The denizens of Bermondsey are not, you understand, quite ready for the new world. In this part of London, bomb sites remain, merrily sprouting buddleia and pink willow herb; men are men and women are women. Spud is horrified to discover that his daughter’s new boyfriend wears – wait for it – white plimsolls, though not quite so horrified as Danny is to find a stranger’s ­penis flapping exuberantly against his cheek when he goes up west to see Hair (needless to say, our Danny was in search of naked girls, not sweaty blokes). If you find this kind of thing funny and (I can hardly bear to write the words) “heart-warming”, then you have seven weeks of bliss ahead. Who knows? Perhaps the characters will go on to debate the virtues of the various flavours of Old English Spangles. But I can’t believe that many people will be so easily pleased. Those who are old enough to remember the Seventies will know that the best of the decade’s own comedy was ten times more sophisticated than this, and those who aren’t – those who have never had anything other than a duvet on their bed, and can locate a naked female or even a flapping male member with just one tap of their mobile – will simply watch something altogether more grown-up on Netflix.

Kascion Franklin (centre) on BBC1. Photo: BBC/RED

Unfathomable BBC scheduling (is it having some kind of John Whittingdale-induced nervous breakdown?) treated us to two doses of 1974 as the summer limped to an end. The second loving spoonful came in the form of Danny and the Human Zoo (31 August, BBC1, 9pm), an almost-biopic drama in which Lenny Henry told the story of his painful start in comedy.

My TV critic colleagues have all been most respectful but, lovely as Kascion Franklin’s performance in the lead role was, I couldn’t altogether get with the show. Unlike Baker, Henry certainly wiped the Vaseline from the lens: his version of the Seventies was clear-eyed, particularly in the matter of racism. But his tendency as a writer is to tell rather than show, which becomes wearying, and the narrative he offered us – success on the New Faces talent show, followed by the self-loathing that came of joining the Black and White Minstrels – wasn’t exactly unfamiliar.
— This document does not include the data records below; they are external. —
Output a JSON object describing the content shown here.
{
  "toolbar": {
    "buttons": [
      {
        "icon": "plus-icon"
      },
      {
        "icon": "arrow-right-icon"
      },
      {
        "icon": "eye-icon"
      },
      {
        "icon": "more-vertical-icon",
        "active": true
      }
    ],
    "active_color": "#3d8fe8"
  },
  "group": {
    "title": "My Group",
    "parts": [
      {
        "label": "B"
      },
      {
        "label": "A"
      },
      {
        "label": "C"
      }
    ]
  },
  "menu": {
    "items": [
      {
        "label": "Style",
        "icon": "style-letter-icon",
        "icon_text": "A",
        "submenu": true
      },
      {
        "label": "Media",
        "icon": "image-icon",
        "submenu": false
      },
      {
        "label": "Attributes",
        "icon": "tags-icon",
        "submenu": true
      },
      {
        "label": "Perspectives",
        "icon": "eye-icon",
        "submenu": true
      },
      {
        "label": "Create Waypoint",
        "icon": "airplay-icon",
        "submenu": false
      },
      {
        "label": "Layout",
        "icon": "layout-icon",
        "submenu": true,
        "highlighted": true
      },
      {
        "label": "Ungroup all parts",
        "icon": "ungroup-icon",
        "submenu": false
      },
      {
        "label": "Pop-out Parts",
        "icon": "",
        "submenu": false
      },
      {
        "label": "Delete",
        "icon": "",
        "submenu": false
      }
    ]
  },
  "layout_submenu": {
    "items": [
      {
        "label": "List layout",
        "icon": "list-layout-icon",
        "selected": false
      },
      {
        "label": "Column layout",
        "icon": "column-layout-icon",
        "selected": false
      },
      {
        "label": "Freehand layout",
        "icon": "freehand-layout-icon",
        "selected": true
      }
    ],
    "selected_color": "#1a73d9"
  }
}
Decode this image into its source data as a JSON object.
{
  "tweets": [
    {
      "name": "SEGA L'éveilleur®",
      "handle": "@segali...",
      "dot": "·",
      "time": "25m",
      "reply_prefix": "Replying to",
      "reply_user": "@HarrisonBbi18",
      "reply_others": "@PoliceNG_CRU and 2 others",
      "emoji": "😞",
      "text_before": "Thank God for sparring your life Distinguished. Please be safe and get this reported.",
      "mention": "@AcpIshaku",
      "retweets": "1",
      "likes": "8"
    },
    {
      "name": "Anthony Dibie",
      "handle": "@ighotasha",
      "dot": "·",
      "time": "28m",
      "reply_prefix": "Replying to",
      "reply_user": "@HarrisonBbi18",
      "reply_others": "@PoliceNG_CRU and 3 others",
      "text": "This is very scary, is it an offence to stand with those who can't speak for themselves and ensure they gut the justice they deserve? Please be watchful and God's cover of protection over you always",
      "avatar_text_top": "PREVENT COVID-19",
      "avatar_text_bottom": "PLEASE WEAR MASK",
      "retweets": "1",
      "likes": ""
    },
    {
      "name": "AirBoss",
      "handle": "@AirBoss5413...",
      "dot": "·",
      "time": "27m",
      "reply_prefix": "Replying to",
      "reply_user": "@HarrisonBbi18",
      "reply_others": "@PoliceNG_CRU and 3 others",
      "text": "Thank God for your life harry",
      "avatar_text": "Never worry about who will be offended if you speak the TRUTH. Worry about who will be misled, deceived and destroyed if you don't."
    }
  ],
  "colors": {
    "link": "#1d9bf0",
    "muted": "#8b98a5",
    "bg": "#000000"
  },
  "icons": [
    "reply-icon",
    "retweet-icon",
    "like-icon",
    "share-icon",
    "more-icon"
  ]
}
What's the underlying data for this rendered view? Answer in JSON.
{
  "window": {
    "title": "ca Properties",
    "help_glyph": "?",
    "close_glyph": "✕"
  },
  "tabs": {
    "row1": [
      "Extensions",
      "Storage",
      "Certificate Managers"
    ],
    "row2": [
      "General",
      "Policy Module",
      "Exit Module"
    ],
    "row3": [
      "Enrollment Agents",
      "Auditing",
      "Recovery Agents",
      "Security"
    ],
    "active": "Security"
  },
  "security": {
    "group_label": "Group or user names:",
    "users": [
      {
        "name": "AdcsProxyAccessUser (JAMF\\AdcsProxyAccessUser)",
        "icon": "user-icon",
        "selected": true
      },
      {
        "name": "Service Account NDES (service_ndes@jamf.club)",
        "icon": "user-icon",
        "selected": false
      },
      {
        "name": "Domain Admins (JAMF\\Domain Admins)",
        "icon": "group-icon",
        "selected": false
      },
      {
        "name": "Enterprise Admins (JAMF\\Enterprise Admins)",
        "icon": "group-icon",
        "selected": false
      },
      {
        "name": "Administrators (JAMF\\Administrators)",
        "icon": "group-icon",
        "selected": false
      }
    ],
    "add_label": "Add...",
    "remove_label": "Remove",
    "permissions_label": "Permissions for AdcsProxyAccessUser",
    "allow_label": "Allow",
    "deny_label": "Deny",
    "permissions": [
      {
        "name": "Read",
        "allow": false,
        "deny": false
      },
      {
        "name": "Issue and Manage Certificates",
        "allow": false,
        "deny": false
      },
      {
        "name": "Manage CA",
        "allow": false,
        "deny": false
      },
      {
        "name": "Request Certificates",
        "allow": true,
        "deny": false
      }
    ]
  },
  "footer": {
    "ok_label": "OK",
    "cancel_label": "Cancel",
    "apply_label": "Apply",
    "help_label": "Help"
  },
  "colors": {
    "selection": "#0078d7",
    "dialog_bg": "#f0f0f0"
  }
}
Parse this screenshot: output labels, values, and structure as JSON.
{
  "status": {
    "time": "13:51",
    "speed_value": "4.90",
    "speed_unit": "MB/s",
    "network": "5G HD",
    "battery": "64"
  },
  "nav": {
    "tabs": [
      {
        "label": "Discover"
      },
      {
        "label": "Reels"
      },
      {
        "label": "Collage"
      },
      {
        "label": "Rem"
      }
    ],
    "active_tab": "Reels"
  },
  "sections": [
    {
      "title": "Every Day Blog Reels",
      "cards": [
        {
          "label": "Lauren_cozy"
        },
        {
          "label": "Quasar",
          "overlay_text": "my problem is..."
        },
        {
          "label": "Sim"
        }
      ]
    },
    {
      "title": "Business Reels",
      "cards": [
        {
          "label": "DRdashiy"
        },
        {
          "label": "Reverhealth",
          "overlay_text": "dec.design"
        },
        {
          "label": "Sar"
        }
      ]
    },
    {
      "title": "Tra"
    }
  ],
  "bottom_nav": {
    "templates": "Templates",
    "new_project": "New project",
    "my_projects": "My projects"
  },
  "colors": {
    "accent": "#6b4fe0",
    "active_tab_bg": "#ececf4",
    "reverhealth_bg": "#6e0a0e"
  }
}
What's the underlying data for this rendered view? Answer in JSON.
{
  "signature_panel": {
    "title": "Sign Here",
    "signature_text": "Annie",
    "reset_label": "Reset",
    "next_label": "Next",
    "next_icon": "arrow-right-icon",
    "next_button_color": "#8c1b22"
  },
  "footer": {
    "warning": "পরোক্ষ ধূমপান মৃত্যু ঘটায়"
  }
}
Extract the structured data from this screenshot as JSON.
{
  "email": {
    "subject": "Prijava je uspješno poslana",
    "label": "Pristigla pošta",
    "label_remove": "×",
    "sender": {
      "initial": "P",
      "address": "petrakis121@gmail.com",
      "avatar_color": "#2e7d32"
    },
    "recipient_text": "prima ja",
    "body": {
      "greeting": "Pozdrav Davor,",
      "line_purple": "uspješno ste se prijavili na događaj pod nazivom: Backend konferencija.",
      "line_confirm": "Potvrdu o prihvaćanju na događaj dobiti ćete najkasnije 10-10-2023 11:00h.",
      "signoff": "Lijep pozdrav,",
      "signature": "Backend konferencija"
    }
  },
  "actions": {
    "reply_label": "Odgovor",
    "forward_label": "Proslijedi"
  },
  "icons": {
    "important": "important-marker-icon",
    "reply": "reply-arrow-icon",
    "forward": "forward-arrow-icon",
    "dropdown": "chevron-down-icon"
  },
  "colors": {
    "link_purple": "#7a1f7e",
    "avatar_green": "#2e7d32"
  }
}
An unscrupulous manager with bad hair; parents who think their son should get a “proper” job but are secretly oh-so-proud; Mud’s “Tiger Feet” and Alice Cooper’s “School’s Out” on the soundtrack: such TV clichés really should be illegal by now.

Rachel Cooke trained as a reporter on The Sunday Times. She is now a writer at The Observer. In the 2006 British Press Awards, she was named Interviewer of the Year.

This article first appeared in the 03 September 2015 issue of the New Statesman, Pope of the masses